Most Americans don't know and don't care that today is Constitution Day, thus proving that a government declaration isn't likely to matter, unless the people think it does.
The late Harry Browne summed it up thusly.....
There are far more significant days in the year:
- Labor Day, when we pretend to care about other people’s jobs while frolicking at the beach.
- Election Day, when we pretend we’re making a difference by voting.
- Flag Day, when we pretend the government is America.
- Veterans Day, formerly Armistice Day, when we pretended that World War I made the world safe for democracy.
- National Teachers Day, when we pretend our children are getting an education.
- Earth Day, when we pretend that making the government more powerful will make the environment cleaner.
- United Nations Day, when we pretend to believe all those inane statements about world peace.
The Constitution was supposed to spell out what government can do and what it can’t do. The government’s few legal functions are listed in Article 1, Section 8. It was a revolutionary document, in that no government in history had ever had its duties and restrictions so carefully defined.

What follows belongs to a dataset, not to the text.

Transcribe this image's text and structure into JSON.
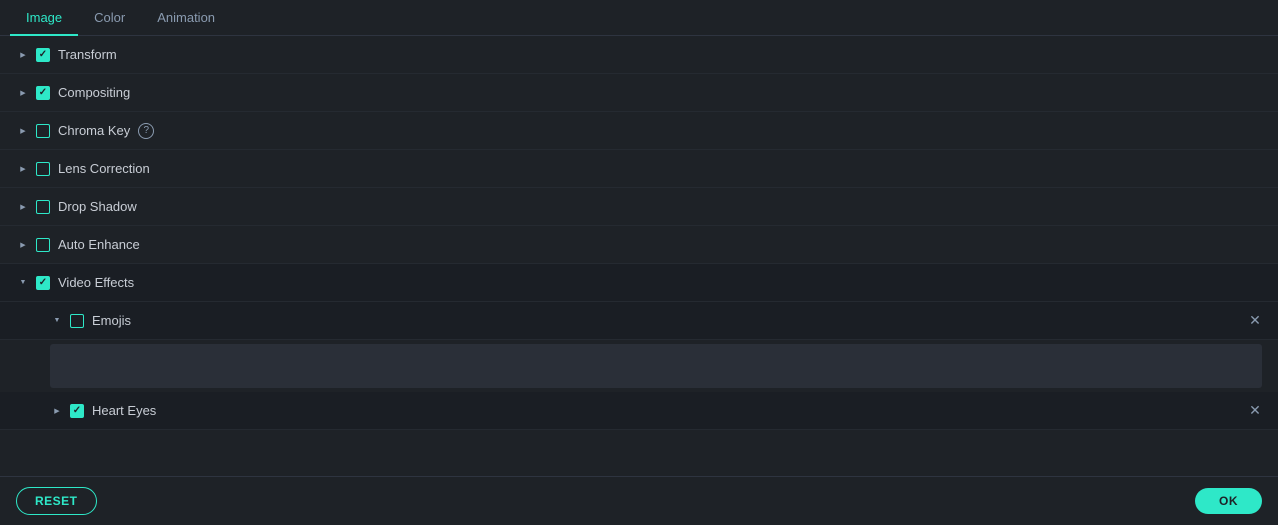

Despite frequent violations of the Constitution by the government, the document did its job reasonably well for the first hundred years — making America the freest country in history.
As late as 1887, when Congress passed a bill providing federal relief to drought-stricken Texas farmers, Grover Cleveland vetoed it, saying,
"I can find no warrant for such an appropriation in the Constitution."
But that was about the last gasp for limited, Constitutional government. Because the Constitution wasn’t self-enforcing, it depended on the good intentions of politicians, something Thomas Jefferson specifically warned against in 1798 when he said.....
"In questions of power, then, let no more be heard of confidence in man, but bind him down from mischief by the chains of the Constitution."
Whole thing here.
TWC believes that the American southwest saw the freest time in America. From the close of the Civil War until the advent of Jim Crow and the Income Tax Amendment, roughly 1865-1913, we were a free and prosperous people. It was a time when no government agent demanded your papers, there was no income tax, all the vices were legal or tolerated, your property was yours, and money had value and stability over time.